EXERCISE PROMPT:
What you return must match the entries exactly, except that the pictures are gone.

Start of SOURCE MATERIAL

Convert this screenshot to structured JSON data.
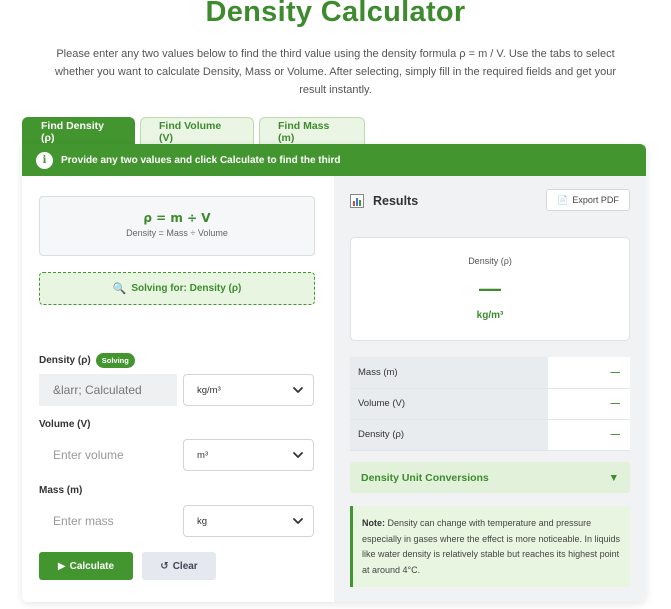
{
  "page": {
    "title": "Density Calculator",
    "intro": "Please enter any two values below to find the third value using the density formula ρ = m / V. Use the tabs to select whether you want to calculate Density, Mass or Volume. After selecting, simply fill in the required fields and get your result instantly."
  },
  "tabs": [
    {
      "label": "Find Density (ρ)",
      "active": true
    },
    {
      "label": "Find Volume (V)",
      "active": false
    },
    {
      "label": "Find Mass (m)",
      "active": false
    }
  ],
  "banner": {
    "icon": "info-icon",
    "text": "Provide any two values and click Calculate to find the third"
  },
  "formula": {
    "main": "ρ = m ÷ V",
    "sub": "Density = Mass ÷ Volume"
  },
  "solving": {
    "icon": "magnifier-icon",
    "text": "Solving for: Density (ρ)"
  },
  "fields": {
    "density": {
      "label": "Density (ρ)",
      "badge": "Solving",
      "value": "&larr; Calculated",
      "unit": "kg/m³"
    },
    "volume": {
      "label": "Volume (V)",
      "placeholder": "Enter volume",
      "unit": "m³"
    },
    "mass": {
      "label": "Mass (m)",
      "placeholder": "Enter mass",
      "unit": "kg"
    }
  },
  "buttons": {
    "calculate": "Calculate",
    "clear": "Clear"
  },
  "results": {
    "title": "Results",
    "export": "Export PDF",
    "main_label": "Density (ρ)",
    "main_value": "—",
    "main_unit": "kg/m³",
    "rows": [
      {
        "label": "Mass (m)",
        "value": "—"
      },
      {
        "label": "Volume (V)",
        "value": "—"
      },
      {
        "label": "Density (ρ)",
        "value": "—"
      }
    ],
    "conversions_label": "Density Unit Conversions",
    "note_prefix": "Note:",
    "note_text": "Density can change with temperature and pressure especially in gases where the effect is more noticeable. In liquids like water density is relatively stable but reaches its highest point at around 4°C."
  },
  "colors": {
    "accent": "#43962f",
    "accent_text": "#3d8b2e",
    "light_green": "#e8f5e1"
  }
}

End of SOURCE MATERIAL

RESULT OF THIS TASK:
Convert this screenshot to structured JSON data.
{
  "page": {
    "title": "Density Calculator",
    "intro": "Please enter any two values below to find the third value using the density formula ρ = m / V. Use the tabs to select whether you want to calculate Density, Mass or Volume. After selecting, simply fill in the required fields and get your result instantly."
  },
  "tabs": [
    {
      "label": "Find Density (ρ)",
      "active": true
    },
    {
      "label": "Find Volume (V)",
      "active": false
    },
    {
      "label": "Find Mass (m)",
      "active": false
    }
  ],
  "banner": {
    "icon": "info-icon",
    "text": "Provide any two values and click Calculate to find the third"
  },
  "formula": {
    "main": "ρ = m ÷ V",
    "sub": "Density = Mass ÷ Volume"
  },
  "solving": {
    "icon": "magnifier-icon",
    "text": "Solving for: Density (ρ)"
  },
  "fields": {
    "density": {
      "label": "Density (ρ)",
      "badge": "Solving",
      "value": "&larr; Calculated",
      "unit": "kg/m³"
    },
    "volume": {
      "label": "Volume (V)",
      "placeholder": "Enter volume",
      "unit": "m³"
    },
    "mass": {
      "label": "Mass (m)",
      "placeholder": "Enter mass",
      "unit": "kg"
    }
  },
  "buttons": {
    "calculate": "Calculate",
    "clear": "Clear"
  },
  "results": {
    "title": "Results",
    "export": "Export PDF",
    "main_label": "Density (ρ)",
    "main_value": "—",
    "main_unit": "kg/m³",
    "rows": [
      {
        "label": "Mass (m)",
        "value": "—"
      },
      {
        "label": "Volume (V)",
        "value": "—"
      },
      {
        "label": "Density (ρ)",
        "value": "—"
      }
    ],
    "conversions_label": "Density Unit Conversions",
    "note_prefix": "Note:",
    "note_text": "Density can change with temperature and pressure especially in gases where the effect is more noticeable. In liquids like water density is relatively stable but reaches its highest point at around 4°C."
  },
  "colors": {
    "accent": "#43962f",
    "accent_text": "#3d8b2e",
    "light_green": "#e8f5e1"
  }
}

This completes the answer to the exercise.